October 20, 2015
Chair Janet L. Yellen
At the Induction of Carroll D. Wright and Janet L. Norwood into the Department of Labor's Hall of Honor, U.S. Department of Labor, Washington, D.C.
We are here to honor two exceptional public servants and the great institution they helped build. Let's consider for a moment why the Bureau of Labor Statistics (BLS) has succeeded and how Carroll Wright and Janet Norwood contributed to that success.
In 1884, a time of great strife and mistrust between management and labor, the federal government created an agency with the mission of providing detailed and objective information on American workers. That task fell to Carroll Wright, who had won the confidence of workers and management as chief of the Massachusetts Bureau of Labor Statistics in the years after that state became the first to legalize labor unions.
At that point, before the United States itself had recognized such rights and before the federal government could agree on labor standards, the public needed an unimpeachable assessment of the conditions faced by workers.
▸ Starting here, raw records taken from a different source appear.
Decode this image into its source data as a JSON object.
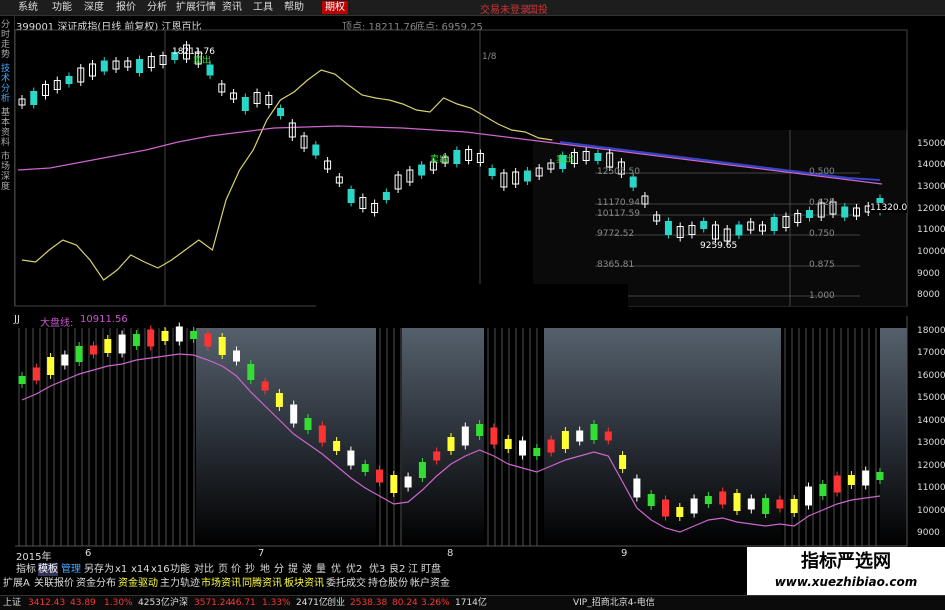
{
  "menu": {
    "items": [
      "系统",
      "功能",
      "深度",
      "报价",
      "分析",
      "扩展行情",
      "资讯",
      "工具",
      "帮助"
    ],
    "active": "期权",
    "right_items": [
      "交易未登录",
      "国投"
    ]
  },
  "left_tabs": [
    "分时走势",
    "技术分析",
    "基本资料",
    "市场深度"
  ],
  "header": {
    "code_name": "399001 深证成指(日线 前复权) 江恩百比",
    "high_point": "顶点: 18211.76",
    "low_point": "底点: 6959.25"
  },
  "top_chart": {
    "price_axis": [
      "15000",
      "14000",
      "13000",
      "12000",
      "11000",
      "10000",
      "9000",
      "8000"
    ],
    "fib_levels": [
      {
        "price": "12505.50",
        "ratio": "0.500"
      },
      {
        "price": "11170.94",
        "ratio": "0.625"
      },
      {
        "price": "10117.59",
        "ratio": "0.750"
      },
      {
        "price": "9772.52",
        "ratio": "0.750"
      },
      {
        "price": "8365.81",
        "ratio": "0.875"
      },
      {
        "price": "",
        "ratio": "1.000"
      }
    ],
    "annotations": {
      "peak": "18211.76",
      "trough": "9259.65",
      "last": "11320.0",
      "signal": "卖出",
      "marker": "1/8"
    }
  },
  "indicator": {
    "name": "JJ",
    "title": "大盘线:",
    "value": "10911.56",
    "axis": [
      "18000",
      "17000",
      "16000",
      "15000",
      "14000",
      "13000",
      "12000",
      "11000",
      "10000",
      "9000"
    ]
  },
  "time_axis": {
    "year": "2015年",
    "months": [
      "6",
      "7",
      "8",
      "9"
    ]
  },
  "toolbar": {
    "items": [
      "指标",
      "模板",
      "管理",
      "另存为",
      "x1",
      "x14",
      "x16",
      "功能",
      "对比",
      "页",
      "价",
      "抄",
      "地",
      "分",
      "提",
      "波",
      "量",
      "优",
      "优2",
      "优3",
      "良2",
      "江",
      "盯盘"
    ],
    "items2": [
      "扩展A",
      "关联报价",
      "资金分布",
      "资金驱动",
      "主力轨迹",
      "市场资讯",
      "同腾资讯",
      "板块资讯",
      "委托成交",
      "持仓股份",
      "帐户资金"
    ]
  },
  "status": {
    "sh_label": "上证",
    "sh_value": "3412.43",
    "sh_change": "43.89",
    "sh_pct": "1.30%",
    "sh_vol": "4253亿",
    "sz_label": "沪深",
    "sz_value": "3571.24",
    "sz_change": "46.71",
    "sz_pct": "1.33%",
    "sz_vol": "2471亿",
    "cy_label": "创业",
    "cy_value": "2538.38",
    "cy_change": "80.24",
    "cy_pct": "3.26%",
    "cy_vol": "1714亿",
    "broker": "VIP_招商北京4-电信"
  },
  "watermark": {
    "title": "指标严选网",
    "url": "www.xuezhibiao.com"
  },
  "colors": {
    "up": "#ffffff",
    "down": "#2bd6c8",
    "up_ind": "#ffff33",
    "down_ind": "#33dd33",
    "ma": "#cc66cc",
    "yellow_line": "#d8d070",
    "blue_ma": "#3344cc"
  }
}
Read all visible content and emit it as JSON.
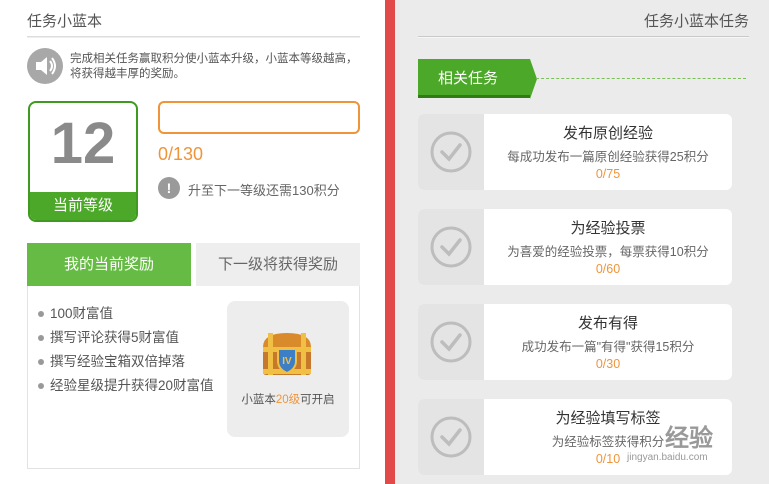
{
  "left": {
    "title": "任务小蓝本",
    "intro": "完成相关任务赢取积分使小蓝本升级，小蓝本等级越高，将获得越丰厚的奖励。",
    "level": {
      "value": "12",
      "label": "当前等级"
    },
    "progress": {
      "text": "0/130",
      "fraction": 0
    },
    "next_info": "升至下一等级还需130积分",
    "tabs": {
      "active": "我的当前奖励",
      "inactive": "下一级将获得奖励"
    },
    "rewards": [
      "100财富值",
      "撰写评论获得5财富值",
      "撰写经验宝箱双倍掉落",
      "经验星级提升获得20财富值"
    ],
    "chest": {
      "caption_pre": "小蓝本",
      "caption_level": "20级",
      "caption_post": "可开启"
    }
  },
  "right": {
    "title": "任务小蓝本任务",
    "section_label": "相关任务",
    "tasks": [
      {
        "title": "发布原创经验",
        "desc": "每成功发布一篇原创经验获得25积分",
        "progress": "0/75"
      },
      {
        "title": "为经验投票",
        "desc": "为喜爱的经验投票，每票获得10积分",
        "progress": "0/60"
      },
      {
        "title": "发布有得",
        "desc": "成功发布一篇\"有得\"获得15积分",
        "progress": "0/30"
      },
      {
        "title": "为经验填写标签",
        "desc": "为经验标签获得积分",
        "progress": "0/10"
      }
    ]
  },
  "watermark": {
    "text": "经验",
    "url": "jingyan.baidu.com"
  },
  "colors": {
    "accent_green": "#4ca829",
    "accent_orange": "#f0943a",
    "divider_red": "#e24a4a"
  },
  "icons": [
    "speaker-icon",
    "info-icon",
    "treasure-chest-icon",
    "check-circle-icon"
  ]
}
Under Carroll Wright, what was then called the Bureau of Labor investigated major labor disputes and issued reports that shaped public opinion and were the basis for executive action and legislation. He initiated the collection of data on hours, wages, and prices and was responsible for many important advances that successively improved the reliability of these data. The respect for the thoroughness and objectivity of the research that Wright oversaw led to the dismantling of damaging trade barriers in the 1890s and later raised public awareness about the deplorable conditions faced by women in the workplace.
In the U.S. Constitution, there is not a requirement that government statistics be accurate and free of political influence or bias. Carroll Wright recognized that this simple, powerful idea could help build public confidence for the government's effort to reduce conflicts between management and workers and move our nation forward. He and others are responsible for a fundamental feature of our democracy that is now often taken for granted--the public's expectation and insistence that information provided by the government can be trusted. To Carroll Wright's descendants, one of whom is with us today, thank you, on his behalf, for this valuable contribution.
This legacy lives on in the agency Carroll Wright founded, and few of his successors did as much to advance this principle as Janet Norwood. One reason for this success, I am sure, is that she rose from the ranks, and the values of the BLS were deeply ingrained in her over the 28 years she served this agency. Those who worked with Janet say she strongly believed the BLS was uniquely positioned to contribute to the economic policy debate as an authoritative, unimpeachable source of information and analysis about the economy.
In her 13 years as commissioner, Janet succeeded in winning support for an ambitious expansion of the BLS. She launched the annual Consumer Expenditure Survey, as well as many other important data series, and elevated the skills and quality of statistical analysis throughout the agency. To supplement the traditional measurement of productivity as output per hour of labor, she oversaw the creation of a new measure of multifactor productivity in the private sector, estimating productivity as the result of both labor and capital inputs. When budget pressures threatened to end important data series collected elsewhere at the Department of Labor, she found the means to continue these series at the BLS.
At the same time, Janet faced challenges to the BLS's tradition of professionalism and objectivity. From 1979, when she was appointed by President Carter, to 1991, when she retired, the news on employment, productivity, and inflation was often bad. In this circumstance, the BLS was sometimes accused of overstating economic problems, and it occasionally came under pressure to alter the basis for its data.
Janet Norwood fended off these challenges with a mixture of resolve and flexibility, channeling some of the pressure into deliberate and constructive processes that eventually yielded improvements in the consumer price index and generated alternative price measures. As commissioner and like her predecessors, Janet helped preserve the BLS's deserved reputation for accuracy and integrity by continually improving the design, procedures, and techniques of data collection.
After government service, Janet had a long and active retirement in which she continued her contributions to the economic profession and the science of statistics. She passed away on March 31 of this year.
To members of her family who are with us today, thank you for her extraordinary service to our country. Janet's legacy continues in the ongoing work of the exceptional agency she helped build, on the foundation laid by Carroll Wright, whom she so appropriately joins today in this Hall of Honor.
The Bureau of Labor Statistics is exceptional, and in that way, I hope it serves as an example of how effective, reliable, and trusted government can be.